=== Aim of the task ===
For this exercise, copy the records below exactly and exclude every image.

Page and application data records:
*** Block opens ***
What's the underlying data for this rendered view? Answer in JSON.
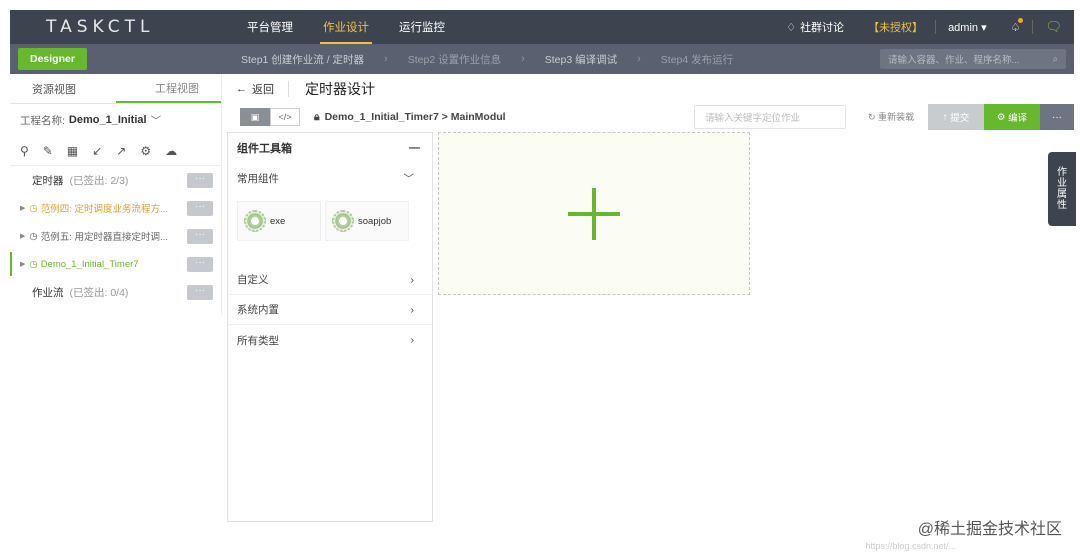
{
  "topbar": {
    "logo": "TASKCTL",
    "nav": [
      "平台管理",
      "作业设计",
      "运行监控"
    ],
    "community": "社群讨论",
    "unauthorized": "【未授权】",
    "user": "admin ▾"
  },
  "stepbar": {
    "designer": "Designer",
    "steps": [
      "Step1 创建作业流 / 定时器",
      "Step2 设置作业信息",
      "Step3 编译调试",
      "Step4 发布运行"
    ],
    "search_placeholder": "请输入容器、作业、程序名称..."
  },
  "left": {
    "tabs": [
      "资源视图",
      "工程视图"
    ],
    "project_label": "工程名称:",
    "project_value": "Demo_1_Initial",
    "timer_label": "定时器",
    "timer_sub": "(已签出: 2/3)",
    "items": [
      "范例四: 定时调度业务流程方...",
      "范例五: 用定时器直接定时调...",
      "Demo_1_Initial_Timer7"
    ],
    "flow_label": "作业流",
    "flow_sub": "(已签出: 0/4)",
    "more": "···"
  },
  "main": {
    "back": "返回",
    "title": "定时器设计",
    "crumb": "Demo_1_Initial_Timer7 > MainModul",
    "locate_placeholder": "请输入关键字定位作业",
    "reload": "重新装载",
    "submit": "提交",
    "compile": "编译",
    "more": "···"
  },
  "toolbox": {
    "title": "组件工具箱",
    "common": "常用组件",
    "items": [
      "exe",
      "soapjob"
    ],
    "sections": [
      "自定义",
      "系统内置",
      "所有类型"
    ]
  },
  "proptab": [
    "作",
    "业",
    "属",
    "性"
  ],
  "watermark": "@稀土掘金技术社区",
  "watermark_url": "https://blog.csdn.net/..."
}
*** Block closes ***
=== Answer area ===
What's the underlying data for this rendered view? Answer in JSON.
{
  "topbar": {
    "logo": "TASKCTL",
    "nav": [
      "平台管理",
      "作业设计",
      "运行监控"
    ],
    "community": "社群讨论",
    "unauthorized": "【未授权】",
    "user": "admin ▾"
  },
  "stepbar": {
    "designer": "Designer",
    "steps": [
      "Step1 创建作业流 / 定时器",
      "Step2 设置作业信息",
      "Step3 编译调试",
      "Step4 发布运行"
    ],
    "search_placeholder": "请输入容器、作业、程序名称..."
  },
  "left": {
    "tabs": [
      "资源视图",
      "工程视图"
    ],
    "project_label": "工程名称:",
    "project_value": "Demo_1_Initial",
    "timer_label": "定时器",
    "timer_sub": "(已签出: 2/3)",
    "items": [
      "范例四: 定时调度业务流程方...",
      "范例五: 用定时器直接定时调...",
      "Demo_1_Initial_Timer7"
    ],
    "flow_label": "作业流",
    "flow_sub": "(已签出: 0/4)",
    "more": "···"
  },
  "main": {
    "back": "返回",
    "title": "定时器设计",
    "crumb": "Demo_1_Initial_Timer7 > MainModul",
    "locate_placeholder": "请输入关键字定位作业",
    "reload": "重新装载",
    "submit": "提交",
    "compile": "编译",
    "more": "···"
  },
  "toolbox": {
    "title": "组件工具箱",
    "common": "常用组件",
    "items": [
      "exe",
      "soapjob"
    ],
    "sections": [
      "自定义",
      "系统内置",
      "所有类型"
    ]
  },
  "proptab": [
    "作",
    "业",
    "属",
    "性"
  ],
  "watermark": "@稀土掘金技术社区",
  "watermark_url": "https://blog.csdn.net/..."
}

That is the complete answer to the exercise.